I've been trying to pay close attention to nature during each month, and so this month is the Daffodil Moon. While on my walk last night, I noticed several neighbors' yards had bunches of daffodils, and they were all in full bloom.

Yellow daffodils.

I don't know any of the traditional meanings of daffodils, but yellow is my favorite color (so bright and cheery!), and seeing so many of them around makes it feel like spring.


#moon #druid #druidry #druidism

Note: I originally identified these incorrectly as lilies! 😅

I've been trying to decide how to write about my path with druidry. I joined The Order of Bards, Ovates, and Druids (OBOD) about a month ago, and I've read through the first four gwersi (and the two introductory gwersi). In addition to that, I've attended a few (virtual) meetings with a local grove I joined.
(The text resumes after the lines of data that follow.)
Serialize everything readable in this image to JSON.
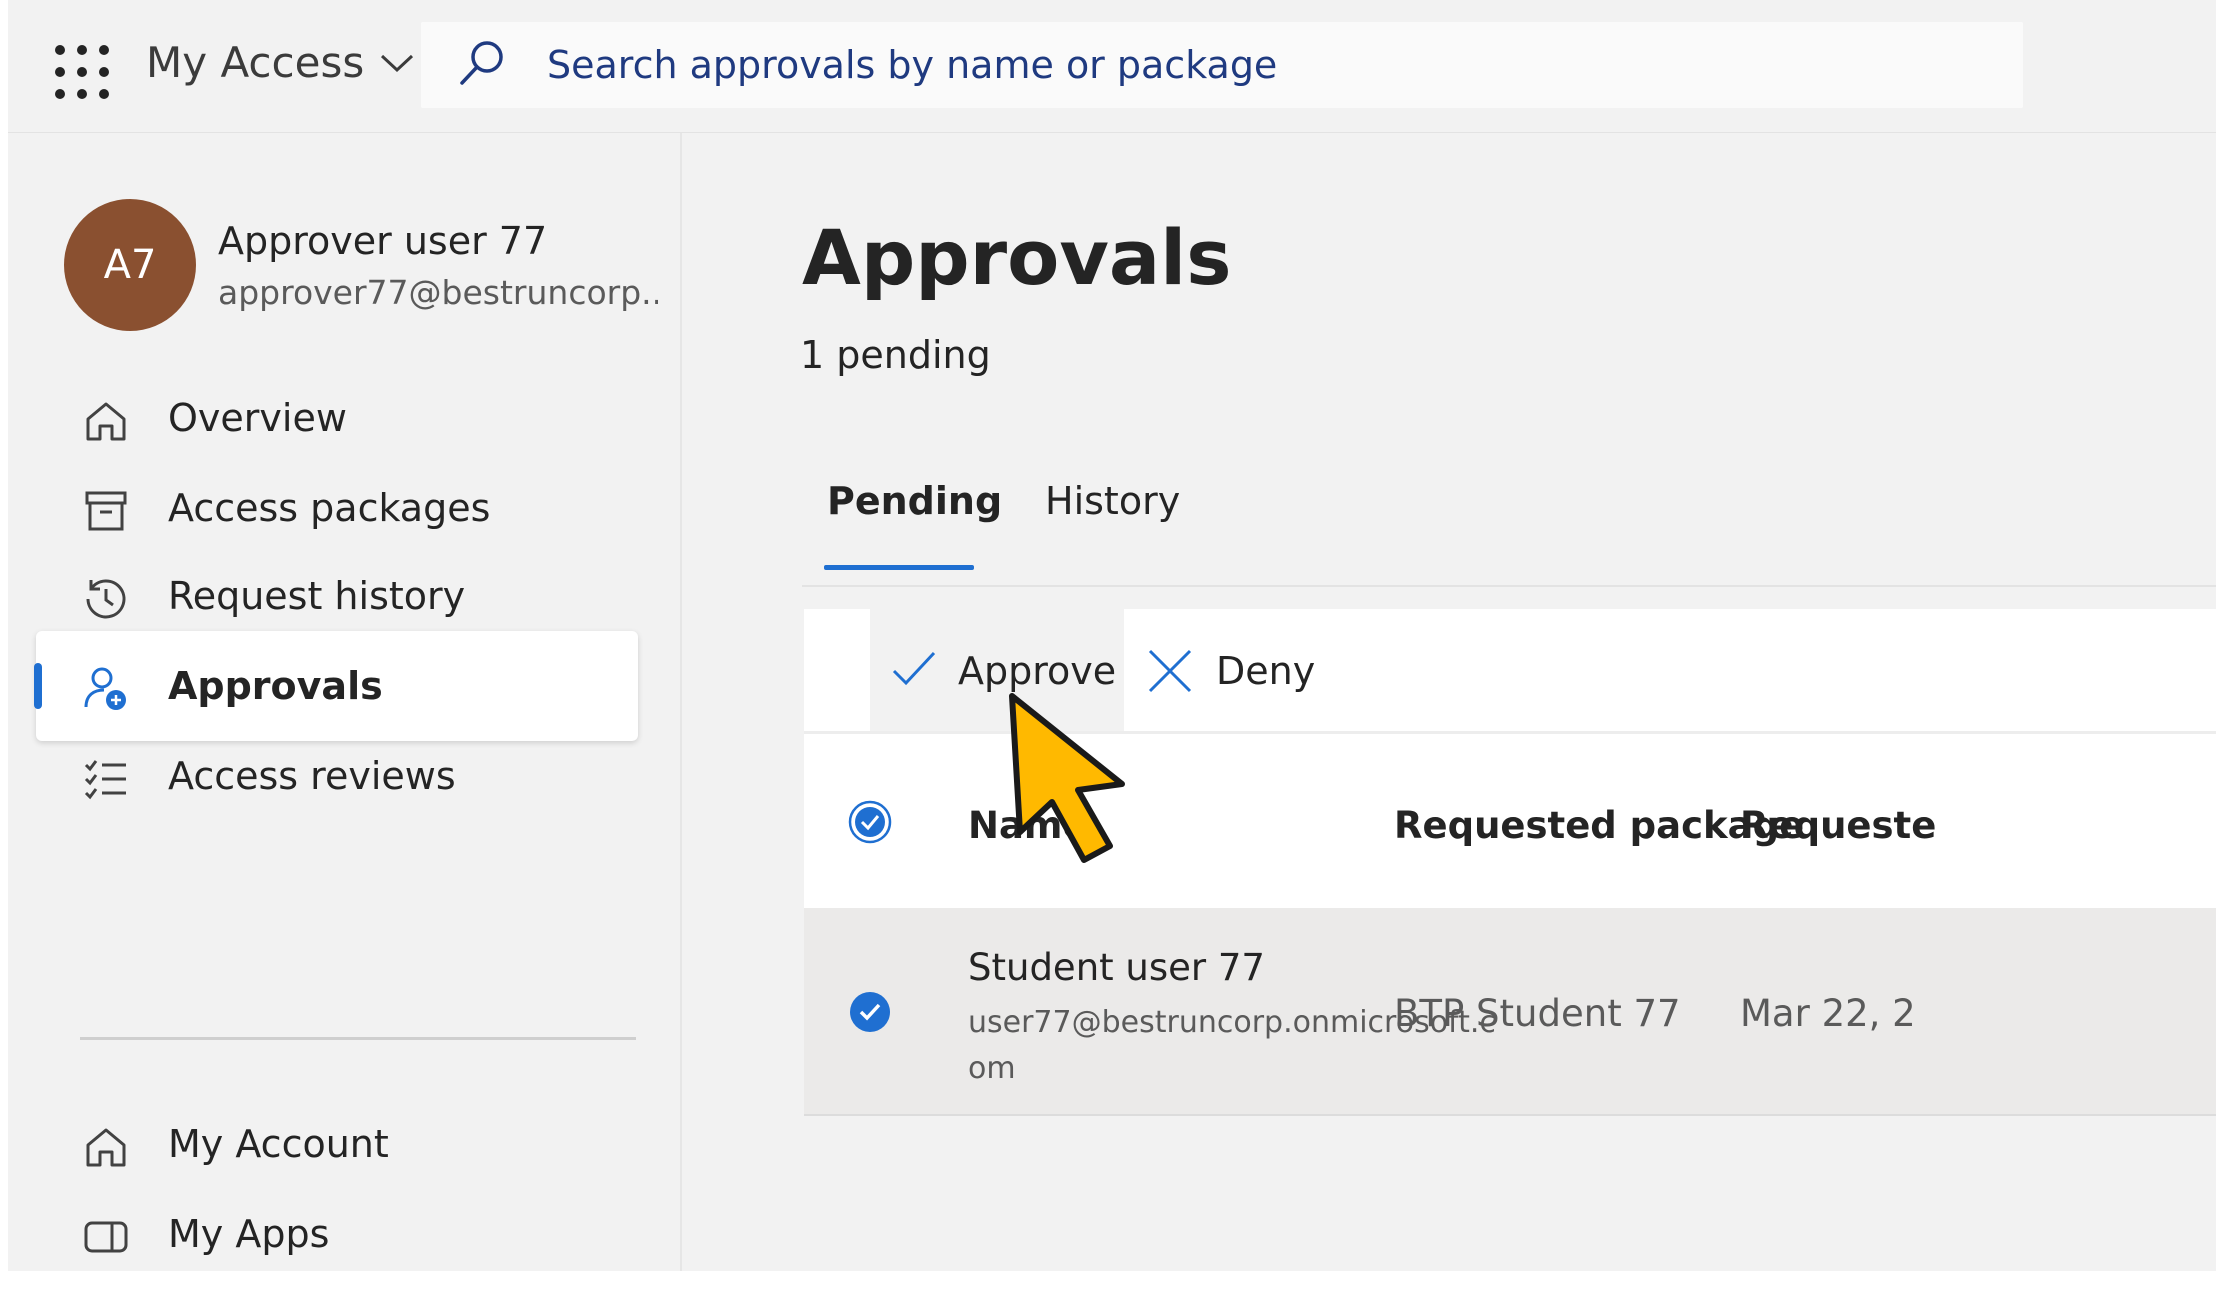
{
  "header": {
    "app_title": "My Access",
    "search_placeholder": "Search approvals by name or package"
  },
  "user": {
    "initials": "A7",
    "name": "Approver user 77",
    "email": "approver77@bestruncorp...."
  },
  "sidebar": {
    "items": [
      {
        "label": "Overview",
        "icon": "home-icon"
      },
      {
        "label": "Access packages",
        "icon": "package-icon"
      },
      {
        "label": "Request history",
        "icon": "history-icon"
      },
      {
        "label": "Approvals",
        "icon": "person-add-icon",
        "active": true
      },
      {
        "label": "Access reviews",
        "icon": "checklist-icon"
      },
      {
        "label": "My Account",
        "icon": "home-icon"
      },
      {
        "label": "My Apps",
        "icon": "apps-icon"
      }
    ]
  },
  "main": {
    "title": "Approvals",
    "pending_count": "1 pending",
    "tabs": [
      {
        "label": "Pending",
        "selected": true
      },
      {
        "label": "History",
        "selected": false
      }
    ],
    "toolbar": {
      "approve_label": "Approve",
      "deny_label": "Deny"
    },
    "table": {
      "columns": [
        "Name",
        "Requested package",
        "Requeste"
      ],
      "rows": [
        {
          "name": "Student user 77",
          "email": "user77@bestruncorp.onmicrosoft.com",
          "package": "BTP Student 77",
          "date": "Mar 22, 2",
          "selected": true
        }
      ]
    }
  },
  "colors": {
    "accent": "#1f6fd1",
    "avatar": "#8a5030",
    "cursor": "#ffb900"
  }
}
I think I'll make this blog a more stream of consciousness sort of thing, as that's how I tend to write best. This is first and foremost for me, but I would like to have a place to share what I'm going through.

How I got here

I grew up on a large, 36-acre farm with plenty of access to nature, animals, and the outdoors. I distinctly remember asking my father about who God was. I don't remember his exact reply, but the gist was that God was what you made of him. We were not a church-going family, and I don't think we even owned a bible. I didn't think too much about religion, except to decline friends' invitations to church service because it all seemed rather boring.

Sometime in middle or high school, I was let loose in a bookstore, and I picked up a copy of The Complete Idiot's Guide to Wicca and Witchcraft with my father's blessing. I don't remember if my mother was aware that I had picked it up, but I don't think she would have been bothered. I consumed the book, and although I liked the ideas presented, there was something about this being the “one truth” that didn't settle with me. I did enjoy the concepts presented, the rituals themselves seemed useful in some way, even if I never got around to actually doing any of them.

Fast-forward to about a year and a half ago, and I found out that book is now available on for the low price of free! I reread the whole thing, but once again, it didn't quite feel like it was right for me. I spent the next year researching all sorts of witchcraft, and a friend of mine mentioned OBOD. It is not free, so I bookmarked it, thinking I might come back to it when I had some extra funds. Besides, I could always order just the introductory packet, then decide where to go from there.

I had a “no spend January” this year, and when that was up, I took another look at OBOD and signed up for the full course, both online and through the mail. I'm still getting comfortable with the material, but knowing that the coursework was created by a psychiatrist is promising. It is said to be a “create your own” spiritual path, and that is what I'm hoping to get out of it.

Without woo-woo

One thing I don't subscribe to is woo-woo. I don't believe that you can cast a spell and make something happen. I don't think rocks have magical healing abilities. I don't believe in gods of any sort (or fairies, for that matter).

What I do believe is that focusing on certain things can help you achieve certain things, but all the power comes from you and whatever mindset you've put yourself into. I believe nature is important, and learning about the local land is beneficial. I believe in climate change, and I hope there's something we can do to stop it. I believe ritual is a form of moving meditation, and that meditation can benefit mental health. I believe myths and folklore hold valuable lessons, and there is much to be learned from reading, retelling, and mulling them over.

What's next

I'll have access to the next set of gwersi later this week, and I've already committed to attending as many of the grove meetings as I'm able. On top of that, I've scheduled a weekly call with the friend who introduced me to OBOD. Having other folks to chat with about this path seems imperative. I've never been a solo-anything, and something as new to me as this seems like it would be even harder to take on alone.


#druid #druidry #druidism #OBOD #BardicGrade

Enter your email to subscribe to updates.